Given data Block Start

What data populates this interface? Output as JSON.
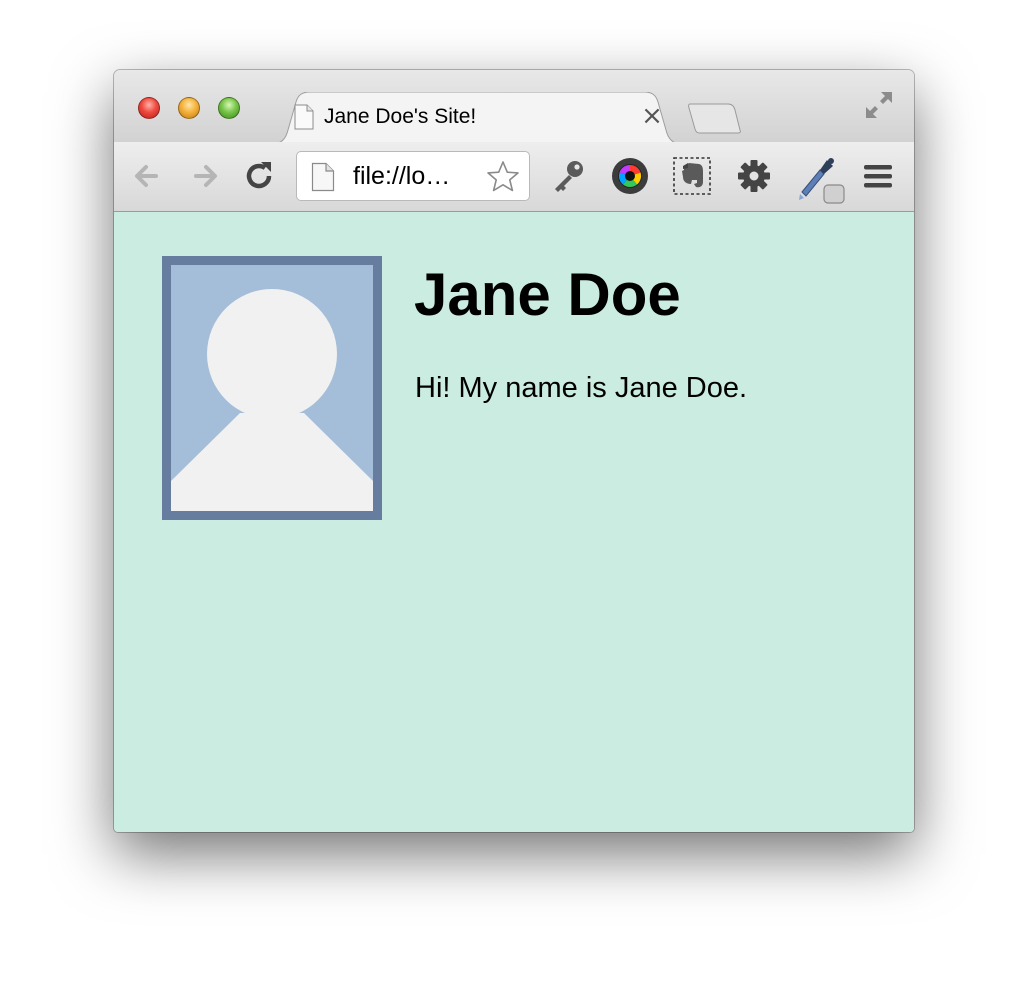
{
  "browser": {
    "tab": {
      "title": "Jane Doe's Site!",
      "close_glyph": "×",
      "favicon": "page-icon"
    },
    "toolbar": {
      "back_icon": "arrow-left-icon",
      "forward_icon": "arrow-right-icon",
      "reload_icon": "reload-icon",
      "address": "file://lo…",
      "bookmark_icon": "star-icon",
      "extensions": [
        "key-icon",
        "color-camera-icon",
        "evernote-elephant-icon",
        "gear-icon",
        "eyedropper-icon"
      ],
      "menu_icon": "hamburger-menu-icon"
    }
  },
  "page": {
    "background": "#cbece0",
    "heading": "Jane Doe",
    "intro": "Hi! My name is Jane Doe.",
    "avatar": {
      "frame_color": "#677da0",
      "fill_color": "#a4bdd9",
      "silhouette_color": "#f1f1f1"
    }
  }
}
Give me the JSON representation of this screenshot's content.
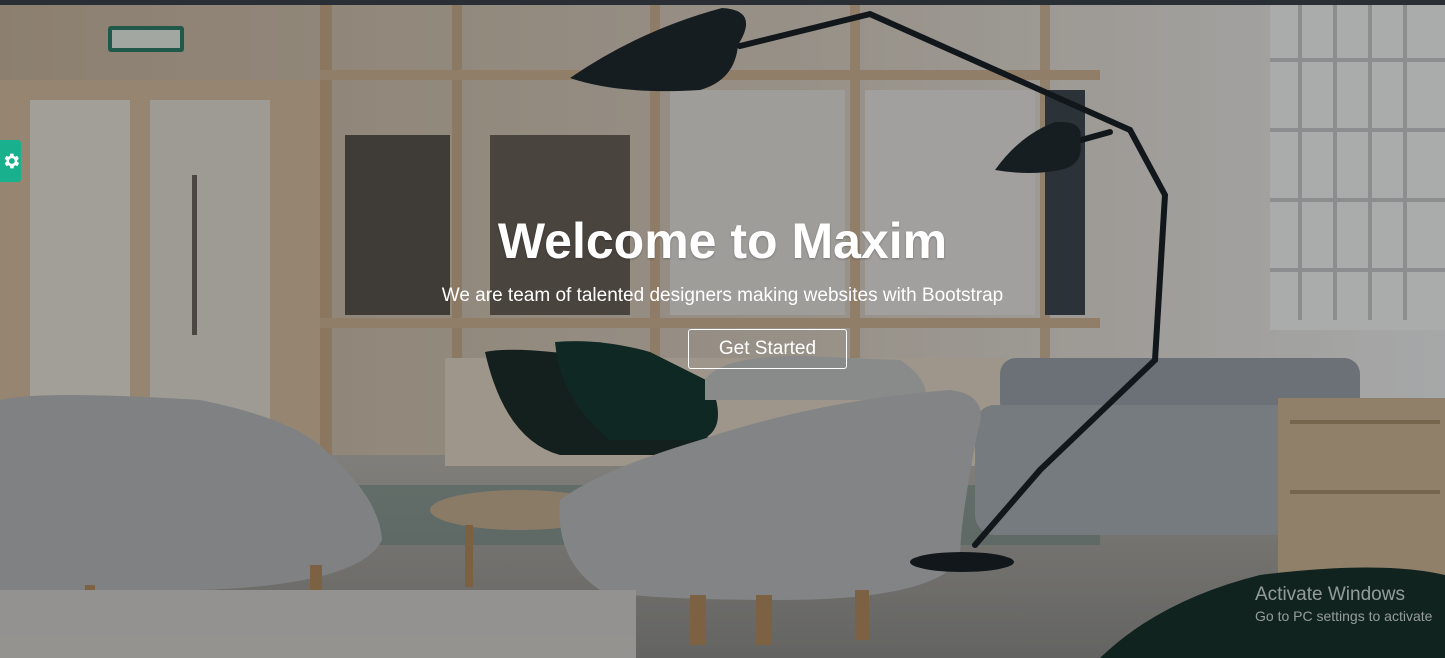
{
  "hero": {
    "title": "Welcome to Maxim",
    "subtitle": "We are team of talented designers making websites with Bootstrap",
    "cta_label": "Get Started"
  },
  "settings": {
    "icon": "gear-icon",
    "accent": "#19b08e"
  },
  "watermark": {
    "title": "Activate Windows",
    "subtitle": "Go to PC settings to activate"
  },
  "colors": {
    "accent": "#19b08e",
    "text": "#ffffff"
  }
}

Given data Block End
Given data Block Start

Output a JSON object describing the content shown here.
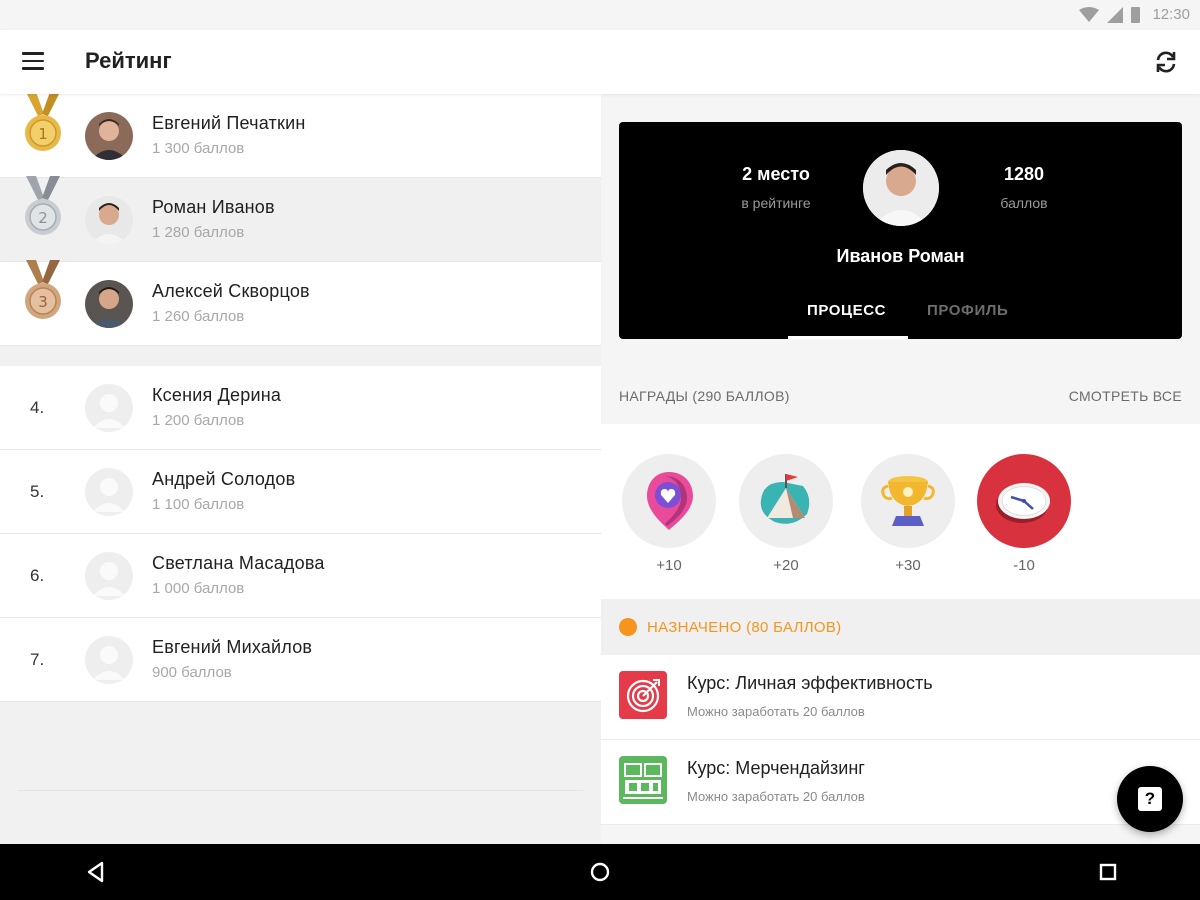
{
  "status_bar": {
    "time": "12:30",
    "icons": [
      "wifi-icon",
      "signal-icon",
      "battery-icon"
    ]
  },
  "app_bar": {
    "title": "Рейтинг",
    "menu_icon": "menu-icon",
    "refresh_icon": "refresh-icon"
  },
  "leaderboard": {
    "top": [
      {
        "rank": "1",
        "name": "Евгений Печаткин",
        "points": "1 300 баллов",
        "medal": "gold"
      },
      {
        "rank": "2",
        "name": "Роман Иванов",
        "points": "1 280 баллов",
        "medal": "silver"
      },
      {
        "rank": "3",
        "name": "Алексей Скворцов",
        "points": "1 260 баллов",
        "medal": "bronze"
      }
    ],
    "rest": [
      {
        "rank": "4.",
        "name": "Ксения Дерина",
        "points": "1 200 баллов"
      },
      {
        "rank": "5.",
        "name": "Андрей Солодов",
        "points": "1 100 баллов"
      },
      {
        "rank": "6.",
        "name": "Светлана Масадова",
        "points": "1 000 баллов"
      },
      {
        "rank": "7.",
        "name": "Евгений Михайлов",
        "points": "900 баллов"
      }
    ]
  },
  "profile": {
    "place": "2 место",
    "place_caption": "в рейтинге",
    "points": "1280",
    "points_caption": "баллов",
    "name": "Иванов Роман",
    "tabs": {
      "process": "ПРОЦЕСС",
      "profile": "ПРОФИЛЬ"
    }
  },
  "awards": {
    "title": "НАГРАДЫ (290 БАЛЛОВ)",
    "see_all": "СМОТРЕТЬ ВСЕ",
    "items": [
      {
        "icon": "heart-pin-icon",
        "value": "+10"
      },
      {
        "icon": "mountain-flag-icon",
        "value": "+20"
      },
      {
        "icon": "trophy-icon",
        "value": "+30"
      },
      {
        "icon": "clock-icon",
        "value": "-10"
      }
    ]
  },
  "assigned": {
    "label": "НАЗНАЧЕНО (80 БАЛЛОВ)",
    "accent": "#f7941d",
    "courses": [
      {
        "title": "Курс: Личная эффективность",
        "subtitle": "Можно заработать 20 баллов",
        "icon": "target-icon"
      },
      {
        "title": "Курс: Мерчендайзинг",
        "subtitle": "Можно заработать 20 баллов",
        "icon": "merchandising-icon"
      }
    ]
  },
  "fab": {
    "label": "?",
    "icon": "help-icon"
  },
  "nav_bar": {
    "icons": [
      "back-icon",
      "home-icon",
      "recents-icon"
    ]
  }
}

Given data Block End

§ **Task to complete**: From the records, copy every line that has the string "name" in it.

§ **The completed task**:
    "intro": "Hi! My name is Jane Doe.",
        "name": "Евгений Печаткин",
        "name": "Роман Иванов",
        "name": "Алексей Скворцов",
        "name": "Ксения Дерина",
        "name": "Андрей Солодов",
        "name": "Светлана Масадова",
        "name": "Евгений Михайлов",
    "name": "Иванов Роман",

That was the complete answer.